PASET – A World Bank initiative for skills development
The workshop, which was convened and facilitated by the World Bank and hosted by the government of Ethiopia, was aimed at creating a Partnership in Applied Sciences, Engineering and Technology – PASET – between Sub-Saharan African countries and the emerging nations.
Japan is the fifth partner country identified, although due to its recent involvement in the Tokyo International Conference on African Development it was unable to send a delegation to attend the Addis Ababa meeting.
The idea for the partnership was mooted by Makhtar Diop, the World Bank’s vice-president for Africa and a former Senegalese minister of finance, who is a keen supporter of promoting science and technology for development.
In his address at the general conference of the Association of African Universities held in Gabon in May, Diop reiterated the importance of science and technology in sustaining a high level of growth and productivity in any society, and acknowledged that Africa was lagging behind.
He added that the World Bank had been in discussions with several emerging economies to understand the approaches they had used and to see if they would be relevant to Africa.
The PASET initiative
The outcome of these discussions was PASET – a partnership for skills development in Africa covering the whole spectrum of education, from technical and vocational education and training (TVET) to higher education, research and innovation in applied sciences.
The identified partner countries – China, Korea, Japan, India and Brazil – are already making significant capital investments in Africa, and it would be to their and Africa’s advantage to develop the necessary human resources to operate and maintain the infrastructure being built so as to maximise the return on their investments.
Also, these partner countries already have engagements in human capital development in Africa, mostly through scholarships, but these engagements may not have been focused or adequately targeted towards the African countries’ human resources development plans.
It would clearly have been impossible for the World Bank to involve all Sub-Saharan African countries at this initial stage. So, based on its experience and activities in Africa, for a first phase the Bank selected nine countries: Ethiopia, Guinea, Liberia, Mozambique, Nigeria, Rwanda, Senegal, Sudan and Tanzania.

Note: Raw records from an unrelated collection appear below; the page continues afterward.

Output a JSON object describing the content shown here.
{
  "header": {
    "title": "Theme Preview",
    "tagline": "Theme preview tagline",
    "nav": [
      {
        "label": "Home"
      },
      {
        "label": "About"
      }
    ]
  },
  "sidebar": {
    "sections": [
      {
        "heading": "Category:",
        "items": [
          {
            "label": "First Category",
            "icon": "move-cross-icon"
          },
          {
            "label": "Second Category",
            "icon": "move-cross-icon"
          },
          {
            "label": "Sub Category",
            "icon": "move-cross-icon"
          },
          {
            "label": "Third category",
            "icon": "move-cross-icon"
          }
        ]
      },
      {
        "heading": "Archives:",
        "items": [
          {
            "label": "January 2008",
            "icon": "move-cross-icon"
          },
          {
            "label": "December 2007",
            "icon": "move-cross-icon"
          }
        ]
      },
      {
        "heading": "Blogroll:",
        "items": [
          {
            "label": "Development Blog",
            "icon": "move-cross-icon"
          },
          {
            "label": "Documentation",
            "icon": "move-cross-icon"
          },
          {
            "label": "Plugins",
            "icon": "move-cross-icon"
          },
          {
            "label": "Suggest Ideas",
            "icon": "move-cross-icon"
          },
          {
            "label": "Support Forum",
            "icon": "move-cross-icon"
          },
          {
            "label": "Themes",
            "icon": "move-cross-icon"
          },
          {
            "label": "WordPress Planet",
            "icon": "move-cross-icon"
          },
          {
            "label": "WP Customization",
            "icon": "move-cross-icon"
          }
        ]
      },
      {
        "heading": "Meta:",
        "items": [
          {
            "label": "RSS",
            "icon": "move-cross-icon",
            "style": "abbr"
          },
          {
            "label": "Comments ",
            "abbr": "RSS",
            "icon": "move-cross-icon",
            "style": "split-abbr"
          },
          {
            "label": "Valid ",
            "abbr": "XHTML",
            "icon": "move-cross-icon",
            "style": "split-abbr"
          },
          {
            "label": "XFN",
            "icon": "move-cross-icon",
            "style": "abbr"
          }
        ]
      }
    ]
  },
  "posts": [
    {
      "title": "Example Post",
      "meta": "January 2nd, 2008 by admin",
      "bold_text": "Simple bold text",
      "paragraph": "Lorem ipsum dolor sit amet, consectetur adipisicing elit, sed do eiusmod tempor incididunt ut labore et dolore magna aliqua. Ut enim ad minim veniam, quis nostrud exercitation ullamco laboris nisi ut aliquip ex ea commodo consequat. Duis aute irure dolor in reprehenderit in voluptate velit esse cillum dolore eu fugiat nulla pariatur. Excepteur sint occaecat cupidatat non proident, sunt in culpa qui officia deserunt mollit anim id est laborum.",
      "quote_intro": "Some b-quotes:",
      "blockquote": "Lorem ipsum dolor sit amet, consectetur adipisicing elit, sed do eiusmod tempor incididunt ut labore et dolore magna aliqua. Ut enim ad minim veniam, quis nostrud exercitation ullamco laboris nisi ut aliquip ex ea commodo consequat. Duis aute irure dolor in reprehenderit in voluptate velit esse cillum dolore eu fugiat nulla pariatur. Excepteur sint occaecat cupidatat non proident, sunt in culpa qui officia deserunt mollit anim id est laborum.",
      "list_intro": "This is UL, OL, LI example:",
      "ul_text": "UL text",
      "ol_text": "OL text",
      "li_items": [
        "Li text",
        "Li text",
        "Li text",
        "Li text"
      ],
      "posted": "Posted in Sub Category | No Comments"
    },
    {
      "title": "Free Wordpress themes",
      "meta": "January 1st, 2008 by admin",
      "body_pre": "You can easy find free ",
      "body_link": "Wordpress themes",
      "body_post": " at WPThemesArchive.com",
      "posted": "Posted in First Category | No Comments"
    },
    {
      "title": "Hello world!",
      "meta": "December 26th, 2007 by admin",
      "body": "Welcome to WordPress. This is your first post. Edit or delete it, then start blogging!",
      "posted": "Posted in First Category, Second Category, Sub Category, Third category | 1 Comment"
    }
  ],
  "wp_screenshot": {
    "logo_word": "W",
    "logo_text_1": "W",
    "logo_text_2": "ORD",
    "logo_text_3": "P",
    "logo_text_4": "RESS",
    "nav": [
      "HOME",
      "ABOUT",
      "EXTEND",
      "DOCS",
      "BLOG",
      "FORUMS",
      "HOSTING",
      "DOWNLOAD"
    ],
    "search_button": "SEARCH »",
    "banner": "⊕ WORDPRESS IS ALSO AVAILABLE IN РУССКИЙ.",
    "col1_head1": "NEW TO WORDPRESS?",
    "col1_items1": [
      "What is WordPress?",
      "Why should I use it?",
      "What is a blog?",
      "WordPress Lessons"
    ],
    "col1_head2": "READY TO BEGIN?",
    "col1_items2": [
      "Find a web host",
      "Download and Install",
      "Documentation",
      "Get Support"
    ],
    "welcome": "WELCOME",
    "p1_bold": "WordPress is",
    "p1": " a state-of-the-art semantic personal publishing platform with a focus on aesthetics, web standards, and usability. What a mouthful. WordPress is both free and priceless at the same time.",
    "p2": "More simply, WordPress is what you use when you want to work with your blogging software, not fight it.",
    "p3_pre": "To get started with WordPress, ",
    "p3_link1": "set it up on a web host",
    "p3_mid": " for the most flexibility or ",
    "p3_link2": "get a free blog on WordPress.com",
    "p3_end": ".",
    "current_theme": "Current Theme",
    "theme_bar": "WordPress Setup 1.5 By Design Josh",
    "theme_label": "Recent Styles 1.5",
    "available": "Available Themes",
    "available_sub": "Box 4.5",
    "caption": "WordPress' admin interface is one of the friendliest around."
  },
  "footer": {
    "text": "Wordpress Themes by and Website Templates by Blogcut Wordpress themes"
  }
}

Prior to the PASET workshop in Addis Ababa, a series of structured consultations through video-conferencing, facilitated by the World Bank, was conducted with the selected African countries, the objective being to have an assessment of existing engagements in Africa by the partner countries, including their successes and the challenges encountered.
These consultations helped the African countries to frame their proposals for further engagements with the partner countries at the Addis Ababa workshop.
The engagements proposed covered the following broad areas: faculty development, agricultural training and research; university-industry linkages; use of ICT; training of TVET instructors; and infrastructural development.
The partner countries, on their side, highlighted their expertise in specific areas relevant to the PASET initiative. These included development in agriculture and training of TVET instructors by China; use of ICT in education by Korea; institutional and industry collaboration by India; and postgraduate training and research by Brazil.
The workshop in particular provided opportunities for bilateral meetings between the African and partner countries to discuss possible future collaboration.
There was unanimous support and commitment to PASET by the participating African countries. The need for mutual understanding, trust and benefits in all partnerships was emphasised again and again.
It was acknowledged that Africa was unfamiliar territory for most of the partner countries and PASET provided an opportunity for them to better understand the development needs of the African countries. Similarly, PASET would promote greater collaboration among the African countries themselves, enabling them to share experiences and make joint proposals to partner countries.
It was agreed that the way forward would be for the African nations to first obtain support for the PASET initiative in their respective countries from stakeholders beyond the tertiary education and TVET sectors, such as ministries of finance and economic development, and the private sector.
They should then, in consultation with the partner countries, fine-tune and prioritise their proposals, ensuring that these were in line with national development plans. A proposal was made for the next PASET workshop to be held in about a year’s time, to review progress, share best practices and propose further action.
The World Bank committed itself to continuing to provide all necessary support to the initiative. It could play several roles:
- • Knowledge generation, specifically in undertaking analytical studies and providing technical assistance to design projects that have strong linkages with the labour market.
- • Knowledge sharing and exchange, facilitating partnerships between African and partner countries and among African countries themselves.
- • Jointly reaching out to private sector stakeholders in partner countries with large investments in Africa.
- • Catalysing investments through its own country-specific and regional projects, such as the African Centres of Excellence initiative, which could help to align investments by partner countries.
PASET clearly provides a unique opportunity to African and partner countries alike in forming mutually beneficial partnerships, based on understanding and trust – a way of working together differently.
* Goolam Mohamedbhai is former vice-chancellor of the University of Mauritius, former secretary general of the Association of African Universities, and consultant to the World Bank on PASET.